Appeal from the Superior Court of the District of Columbia, (F-2919-03), (Hon. Susan R. Winfield, Trial Judge).
The opinion of the court was delivered by: Glickman, Associate Judge
Before REID and GLICKMAN, Associate Judges, and FARRELL, Senior Judge.*fn1
We have held that where a single count of an indictment encompasses separate incidents on which a conviction could be based, the judge must instruct the jury that it has to reach unanimous agreement on at least one of the incidents in order to return a verdict of guilty. Appellant David Williams requested such a jury instruction in this case with respect to the charge that he had threatened to injure Rhea Shaw, his former girlfriend, in violation of D.C. Code § 22-1810 (2001). The judge's denial of the requested unanimity instruction requires us to reverse appellant's conviction on that count.
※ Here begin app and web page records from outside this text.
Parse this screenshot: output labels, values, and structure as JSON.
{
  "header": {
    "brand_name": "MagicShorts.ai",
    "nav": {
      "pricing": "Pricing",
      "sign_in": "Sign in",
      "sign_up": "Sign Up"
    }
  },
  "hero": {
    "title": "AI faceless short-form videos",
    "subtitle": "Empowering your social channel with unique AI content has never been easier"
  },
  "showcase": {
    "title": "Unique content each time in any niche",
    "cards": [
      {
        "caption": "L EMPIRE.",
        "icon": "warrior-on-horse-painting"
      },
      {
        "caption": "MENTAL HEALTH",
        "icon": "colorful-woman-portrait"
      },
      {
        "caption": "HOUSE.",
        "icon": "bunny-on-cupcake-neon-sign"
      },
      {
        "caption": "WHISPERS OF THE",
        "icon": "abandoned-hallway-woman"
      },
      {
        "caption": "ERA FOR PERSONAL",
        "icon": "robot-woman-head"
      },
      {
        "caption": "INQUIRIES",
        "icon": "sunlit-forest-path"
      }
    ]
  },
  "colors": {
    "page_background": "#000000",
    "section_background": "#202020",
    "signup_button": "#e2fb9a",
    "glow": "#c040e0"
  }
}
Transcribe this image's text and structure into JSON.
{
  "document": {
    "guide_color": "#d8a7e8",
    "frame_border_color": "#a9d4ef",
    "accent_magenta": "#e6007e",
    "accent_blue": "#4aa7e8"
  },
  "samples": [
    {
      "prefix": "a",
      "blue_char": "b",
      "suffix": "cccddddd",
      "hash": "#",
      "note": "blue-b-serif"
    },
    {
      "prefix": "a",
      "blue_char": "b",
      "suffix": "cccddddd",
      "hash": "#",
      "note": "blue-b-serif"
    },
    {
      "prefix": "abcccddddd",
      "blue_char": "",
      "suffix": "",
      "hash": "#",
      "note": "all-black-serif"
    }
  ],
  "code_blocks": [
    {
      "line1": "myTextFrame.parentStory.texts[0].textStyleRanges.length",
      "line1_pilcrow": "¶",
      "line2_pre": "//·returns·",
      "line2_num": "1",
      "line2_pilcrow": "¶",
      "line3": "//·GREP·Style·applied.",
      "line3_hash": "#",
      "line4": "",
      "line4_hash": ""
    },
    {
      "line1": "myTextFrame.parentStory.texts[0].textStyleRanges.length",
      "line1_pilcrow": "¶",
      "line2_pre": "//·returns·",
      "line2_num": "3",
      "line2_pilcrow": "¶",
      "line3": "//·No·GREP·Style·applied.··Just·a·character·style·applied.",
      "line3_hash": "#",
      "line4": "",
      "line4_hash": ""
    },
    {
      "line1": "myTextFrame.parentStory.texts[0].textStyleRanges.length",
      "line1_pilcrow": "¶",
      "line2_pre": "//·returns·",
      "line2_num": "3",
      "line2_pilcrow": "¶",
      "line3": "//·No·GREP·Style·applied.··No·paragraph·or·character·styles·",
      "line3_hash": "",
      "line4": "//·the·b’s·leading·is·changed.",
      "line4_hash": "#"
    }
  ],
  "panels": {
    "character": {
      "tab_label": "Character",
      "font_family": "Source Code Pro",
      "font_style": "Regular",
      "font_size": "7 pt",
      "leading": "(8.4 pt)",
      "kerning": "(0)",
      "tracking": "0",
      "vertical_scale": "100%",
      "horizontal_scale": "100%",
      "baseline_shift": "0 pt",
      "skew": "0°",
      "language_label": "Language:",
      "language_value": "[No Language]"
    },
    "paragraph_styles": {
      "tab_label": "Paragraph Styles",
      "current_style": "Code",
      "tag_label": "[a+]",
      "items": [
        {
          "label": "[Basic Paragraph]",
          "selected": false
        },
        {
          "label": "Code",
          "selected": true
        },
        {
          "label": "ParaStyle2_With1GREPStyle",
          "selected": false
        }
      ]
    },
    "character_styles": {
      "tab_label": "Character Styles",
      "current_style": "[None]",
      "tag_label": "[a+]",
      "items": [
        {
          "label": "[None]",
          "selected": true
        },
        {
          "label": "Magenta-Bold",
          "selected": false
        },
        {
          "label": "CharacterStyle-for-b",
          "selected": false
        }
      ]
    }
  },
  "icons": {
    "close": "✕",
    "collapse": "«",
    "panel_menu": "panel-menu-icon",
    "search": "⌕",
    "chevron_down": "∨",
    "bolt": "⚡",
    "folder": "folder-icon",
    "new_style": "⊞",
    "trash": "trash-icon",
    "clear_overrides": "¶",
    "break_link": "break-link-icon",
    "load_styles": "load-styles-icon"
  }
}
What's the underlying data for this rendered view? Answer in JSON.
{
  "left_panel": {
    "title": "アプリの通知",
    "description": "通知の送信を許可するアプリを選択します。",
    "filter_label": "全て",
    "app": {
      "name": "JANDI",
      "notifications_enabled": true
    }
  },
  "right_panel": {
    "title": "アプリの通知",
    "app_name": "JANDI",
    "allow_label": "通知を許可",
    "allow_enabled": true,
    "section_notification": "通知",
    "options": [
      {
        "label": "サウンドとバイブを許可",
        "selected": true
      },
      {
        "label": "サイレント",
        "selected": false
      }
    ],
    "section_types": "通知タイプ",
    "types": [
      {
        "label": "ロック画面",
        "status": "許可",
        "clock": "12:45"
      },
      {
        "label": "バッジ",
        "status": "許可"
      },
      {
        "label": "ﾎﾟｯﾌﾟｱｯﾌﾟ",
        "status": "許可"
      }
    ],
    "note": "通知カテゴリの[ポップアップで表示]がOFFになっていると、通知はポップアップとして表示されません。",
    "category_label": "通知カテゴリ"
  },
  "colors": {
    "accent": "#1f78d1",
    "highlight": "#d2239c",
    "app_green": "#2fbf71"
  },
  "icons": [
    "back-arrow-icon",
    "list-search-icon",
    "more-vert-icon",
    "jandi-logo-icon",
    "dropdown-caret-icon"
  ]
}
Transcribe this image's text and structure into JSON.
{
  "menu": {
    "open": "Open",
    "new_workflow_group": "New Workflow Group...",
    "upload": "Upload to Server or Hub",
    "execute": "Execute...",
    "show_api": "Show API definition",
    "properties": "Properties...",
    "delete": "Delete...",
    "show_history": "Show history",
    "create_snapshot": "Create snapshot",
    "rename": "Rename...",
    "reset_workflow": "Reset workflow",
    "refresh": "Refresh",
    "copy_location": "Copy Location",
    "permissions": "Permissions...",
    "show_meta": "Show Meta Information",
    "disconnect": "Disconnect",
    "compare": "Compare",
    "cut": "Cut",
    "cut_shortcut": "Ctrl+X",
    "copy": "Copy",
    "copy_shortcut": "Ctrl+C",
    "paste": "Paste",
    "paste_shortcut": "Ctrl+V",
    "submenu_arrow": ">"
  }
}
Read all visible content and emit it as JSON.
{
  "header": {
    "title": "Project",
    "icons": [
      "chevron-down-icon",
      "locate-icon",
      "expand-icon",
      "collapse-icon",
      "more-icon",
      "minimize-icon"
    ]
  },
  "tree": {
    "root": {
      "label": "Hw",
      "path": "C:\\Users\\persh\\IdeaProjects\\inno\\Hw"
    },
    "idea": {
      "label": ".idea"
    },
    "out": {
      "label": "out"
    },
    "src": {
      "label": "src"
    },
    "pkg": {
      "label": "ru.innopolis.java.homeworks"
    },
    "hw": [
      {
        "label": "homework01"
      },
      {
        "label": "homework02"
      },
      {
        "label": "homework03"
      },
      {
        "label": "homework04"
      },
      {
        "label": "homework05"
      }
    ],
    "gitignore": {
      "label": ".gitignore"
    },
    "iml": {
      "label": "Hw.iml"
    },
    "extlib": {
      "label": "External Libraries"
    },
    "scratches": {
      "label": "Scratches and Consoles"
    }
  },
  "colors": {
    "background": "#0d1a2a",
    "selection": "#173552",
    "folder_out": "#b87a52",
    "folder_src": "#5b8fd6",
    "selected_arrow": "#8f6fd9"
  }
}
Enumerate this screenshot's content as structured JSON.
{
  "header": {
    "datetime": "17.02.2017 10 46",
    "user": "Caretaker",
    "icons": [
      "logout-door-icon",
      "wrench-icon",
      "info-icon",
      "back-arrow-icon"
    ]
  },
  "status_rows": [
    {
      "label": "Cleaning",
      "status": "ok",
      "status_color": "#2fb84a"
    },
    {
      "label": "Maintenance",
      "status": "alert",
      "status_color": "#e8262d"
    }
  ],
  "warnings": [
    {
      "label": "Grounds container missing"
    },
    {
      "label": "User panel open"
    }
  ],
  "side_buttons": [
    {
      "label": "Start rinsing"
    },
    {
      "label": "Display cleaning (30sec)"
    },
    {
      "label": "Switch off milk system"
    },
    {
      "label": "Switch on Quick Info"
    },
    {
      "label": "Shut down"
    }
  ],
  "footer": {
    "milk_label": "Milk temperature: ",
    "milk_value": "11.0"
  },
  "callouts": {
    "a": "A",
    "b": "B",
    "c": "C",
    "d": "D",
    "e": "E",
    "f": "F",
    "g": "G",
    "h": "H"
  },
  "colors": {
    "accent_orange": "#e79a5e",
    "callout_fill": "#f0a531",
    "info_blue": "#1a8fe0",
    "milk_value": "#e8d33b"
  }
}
David Williams was Rhea Shaw's boyfriend from 1998 to 2002. Following their break-up, Williams was arrested for allegedly burglarizing Shaw's apartment and sexually assaulting her. Williams was tried on those charges in August 2002 and was acquitted. The present case concerns accusations against Williams made by Rhea Shaw, her friend Stacy Coffin, her cousin Lacey Shaw, and her new boyfriend Corbett Turner, regarding threats, assaults and destruction of property allegedly committed by Williams in the aftermath of the 2002 trial. Williams was indicted on those charges in 2003 and tried before a jury in 2004. In the end, the jury found Williams guilty only on one count, which charged him with having threatened to injure Rhea Shaw "[b]etween on or about August 1, 2002, and on or about December 1, 2002."
To prove Williams guilty of this single charge (and another charge of threatening Stacy Coffin), the government presented evidence of several incidents involving threats allegedly made by Williams to different individuals at different times and places. The witnesses to these incidents described them as follows:
(1) Rhea Shaw testified that in September 2002, approximately two weeks after the August trial, Williams confronted her in person outside her former home, berated her and said "he was going to get [her]."
(2) After that confrontation, Rhea Shaw testified, Williams called her on the telephone on several occasions "on and off for about . . . a month" and said "he was going to get [her]."
(3) Lacey Shaw testified that Williams came to her window some time during the Fall of 2002 and agitatedly questioned her about Rhea Shaw's whereabouts. During this visit, Lacey Shaw reported, Williams started screaming obscenities and declared, "I'm going to kill that bitch."
(4) Corbett Turner testified to a telephone conversation in September 2002 in which Williams said that he was "going to get [Rhea Shaw] and that bitch Stacy [Coffin]" and that Turner "better not get in his way."
(5) Finally, Stacy Coffin testified that, on many occasions between September and December 2002, in telephone calls and in personal visits, Williams told her that "if he ever caught [Rhea Shaw], he was going to kill her." According to Coffin, Williams also repeatedly threatened to kill her too.
Toward the end of trial, the judge asked the parties to consider over a weekend recess whether there was a unanimity issue with respect to the two threats counts. The following week, the parties stated their positions. The prosecutor proposed that the jurors be instructed that they would have to agree only that Williams threatened Rhea Shaw (or Stacy Coffin) "on one or more occasions" between August and December 2002. Defense counsel disagreed, arguing that the jurors should have to agree not merely that Williams made a threat against Shaw (or Coffin), but also on the "specific incident" or incidents in which he did so. The judge appreciated the unanimity problem that would be posed if different jurors were to rely on different incidents to find Williams guilty of a single threats count. Nonetheless, expressing concern that it would be impossible for the jury to "pick a date" on which any particular threat was made because the witnesses could not specify the dates of the incidents they reported, the judge declined to instruct the jury in accordance with the defense request. She asked defense counsel whether he would be satisfied instead with an instruction requiring the jury to agree on whether Williams made "the same kind of a threat," "[m]eaning by phone or in person." Counsel rejected that compromise, saying he wanted an instruction calling for unanimity not merely as to the "same kind of threat," but also as to the "[same] time period or incident."
In lieu of requiring the jury to agree unanimously on a specific incident to support a conviction on either of the threats ...